CSWD Banner
Home        About Us        Discrimination        Health        Kids        Media Images
How You Can Help     For the Press     For Students     Other Resources

Obsessed With Thinness

by Nancy Summer

It seems as if everyone is always talking about dieting and weight. We look at images of thin, attractive people every day on television and in magazines, but rarely do we see any larger girls and women shown as attractive. We get exposed to hundreds of diet commercials each year that tell us that if we want to be pretty, popular, and successful, we have to be thin.

All this gives us some strange, and often wrong, ideas about fat people. If we are thin, we are afraid to get fat. If we are "overweight," even by just a little, we feel bad about ourselves and want to be thin. Even thin girls sometimes diet just because they feel fat.

The problem is that only two percent of women and girls can really look like the fashion models that we are told are the "image of beauty." The rest of us spend our lives looking at the ads and feeling dissatisfied with our own appearance. Advertisers know this. That's how they get us to spend money on their products.

The obsession with thinness hurts everyone. It hurts our self-esteem and makes us risk our health to look like someone else instead of ourselves. It also hurts larger adults who have to deal with discrimination, and fat kids who get picked on and left out of things.

Many doctors now say that dieting doesn't work, and that far too many people are dieting. They say that almost everyone who loses weight on a diet will gain it back within a few years. Going up and down in weight can make you sick. And weighing less than you should can make you sick, too. Dieting too much can also lead to dangerous eating disorders like anorexia and bulimia.

So what can we do? First, we can become media watchers. We can look at TV and magazine ads and ask ourselves, "What's their motive (to get my money), and what's their method (making me feel bad about myself so I'll buy their product)." We can also look for our own role models of all sizes in our families and neighborhoods instead of in magazines. We can develop our own images of beauty and feel good about ourselves.

We can also make healthy choices about food and exercise. We can learn about nutrition and how to read food labels to make the best choices. We can stop counting calories, and instead eat more vegetables and fruits, and eat less junk food. And we can get enough physical activity to keep us healthy. Fitness is the right of everybody, regardless of size.

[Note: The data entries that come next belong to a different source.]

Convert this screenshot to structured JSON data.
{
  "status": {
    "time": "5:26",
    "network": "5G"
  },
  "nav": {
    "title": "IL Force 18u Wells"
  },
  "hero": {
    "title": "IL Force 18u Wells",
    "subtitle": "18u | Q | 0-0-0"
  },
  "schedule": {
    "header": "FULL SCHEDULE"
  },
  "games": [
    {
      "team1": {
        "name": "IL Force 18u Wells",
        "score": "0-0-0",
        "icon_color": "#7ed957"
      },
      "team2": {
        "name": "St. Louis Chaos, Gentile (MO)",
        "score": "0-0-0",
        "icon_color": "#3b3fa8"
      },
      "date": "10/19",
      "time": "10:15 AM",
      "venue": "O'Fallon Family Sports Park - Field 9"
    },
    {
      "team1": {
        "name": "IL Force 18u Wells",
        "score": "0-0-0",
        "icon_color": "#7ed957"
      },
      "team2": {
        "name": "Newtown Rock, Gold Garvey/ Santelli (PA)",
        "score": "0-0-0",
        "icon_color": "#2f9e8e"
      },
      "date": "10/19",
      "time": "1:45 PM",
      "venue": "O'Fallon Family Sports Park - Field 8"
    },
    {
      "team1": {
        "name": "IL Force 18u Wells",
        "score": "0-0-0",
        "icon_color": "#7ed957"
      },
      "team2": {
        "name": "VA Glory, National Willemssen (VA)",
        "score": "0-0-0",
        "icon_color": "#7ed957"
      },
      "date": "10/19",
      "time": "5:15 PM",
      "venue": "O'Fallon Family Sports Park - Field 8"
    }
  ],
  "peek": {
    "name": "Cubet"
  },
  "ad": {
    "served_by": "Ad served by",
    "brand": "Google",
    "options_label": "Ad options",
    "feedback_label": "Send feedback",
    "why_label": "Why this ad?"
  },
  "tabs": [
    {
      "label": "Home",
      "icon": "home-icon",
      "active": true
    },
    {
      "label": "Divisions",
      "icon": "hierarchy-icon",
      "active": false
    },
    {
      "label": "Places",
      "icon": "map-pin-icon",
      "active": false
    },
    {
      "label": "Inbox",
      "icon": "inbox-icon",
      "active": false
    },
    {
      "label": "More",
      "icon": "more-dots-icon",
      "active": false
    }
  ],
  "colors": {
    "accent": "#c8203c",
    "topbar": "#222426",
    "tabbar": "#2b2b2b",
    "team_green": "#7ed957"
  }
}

Finally, we can stop size discrimination when we see it, and speak up when anyone tries to make fun of people about their physical characteristics. We can get to know kids of all shapes, sizes, and colors. Not only will that help everyone to feel included, but it may let us make some new good friends at the same time.